Workshop tip: Avoiding mistakes when installing shock absorbers — these installation tips will help!
Mistakes in the workshop are annoying. In the best case, they only disrupt the processes in the workshop. As a rule, however, they cost money. Quite often, they also annoy customers. In shock absorber and suspension service, however, mistakes can be avoided.
When it comes to problems with the installation of springs and shock absorbers, the shock absorber experts at the BILSTEIN Academy are repeatedly confronted with very similar questions. In the latest video, Rainer Popiol, head of BILSTEIN ACADEMY, and Mustafa Yavuz, who is responsible for technical support for workshops at BILSTEIN Technical Support, clearly point out what really matters.
A test drive and a visual inspection on the lifting platform are always part of the compulsory programme in the event of suspension problems. After all, the test drive is an important tool for detecting damage and wear. Most damage can be quickly identified by the visual inspection at the latest. Just as with a very special demonstration object from the BILSTEIN Academy.
“We used to have a lot of shock absorbers to show all the possible damage. Now, we only have one”, reveals Rainer Popiol, “we took it out of a car years ago and there are so many faults on it that we don’t need any others.” This particularly stressed shock absorber also shows that most faults are absolutely avoidable.
Big problem: wrong tools

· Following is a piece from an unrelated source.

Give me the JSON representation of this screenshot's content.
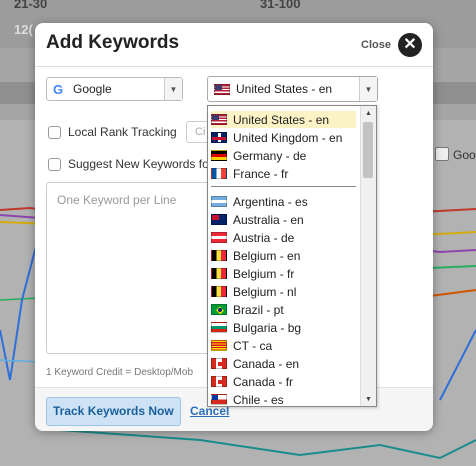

Such as errors due to the use of the wrong tool. “One problem, for example, is elongated threads on the piston rod”, reports Rainer Popiol. “This is a typical case when using an impact wrench.” Then too much torque is applied to the thread, which can cause it to become elongated.
Popiol warns of another problem: “This can also lead to the piston rod starting to rotate. In the actual shock absorber, the working piston is fixed to the piston rod with a nut. In the worst case, this can loosen or also tighten too much. Both is bad because the seal is damaged.“
The use of gripping pliers or water pump pliers when tightening the shock absorber is also strongly discouraged. This can also damage the piston rod. It is not uncommon for the piston rod to be damaged as well if the shock absorber is driven without a protective tube. This can happen, for example, if the bumpers and protective tube are too old and have come loose from the support bearing.
Suspension and shock absorber knowledge for independent workshops and automotive professionals, presented in a practical and entertaining way: Our experts from the BILSTEIN Academy will provide you with valuable tips and concrete assistance.Discover all workshop tips
The problem: Damage to the piston rod can lead to a loss of oil when it passes through the damper’s closure package. In this case, too, the shock absorber must be replaced with a new one.
Small mistakes, big effect
Serious damage to the shock absorber can also occur if it is clamped in a vice. “This squeezing can damage the raceway of the working piston”, knows Rainer Popiol. In addition, new shock absorbers must be installed tension-free, i.e. with the wheels in a compressed state. The vehicle must therefore stand with the wheels on the ground. The wheel alignment stand is well suited for this purpose.
The shock absorber experts at the BILSTEIN Academy always recommend a suspnsion workstation with suitable tools for dismantling and fitting the shock absorbers.
Rainer Popiol: “As a conclusion, we can state: Sometimes a small mistake can have a big effect. In the BILSTEIN Academy, we provide practical information in training courses so that such mistakes cannot happen.”
If you have any questions on the subject of shock absorbers and suspension in the workshop and in the trade, the Technical Support of the BILSTEIN Academy is always ready to help!To the BILSTEIN Academy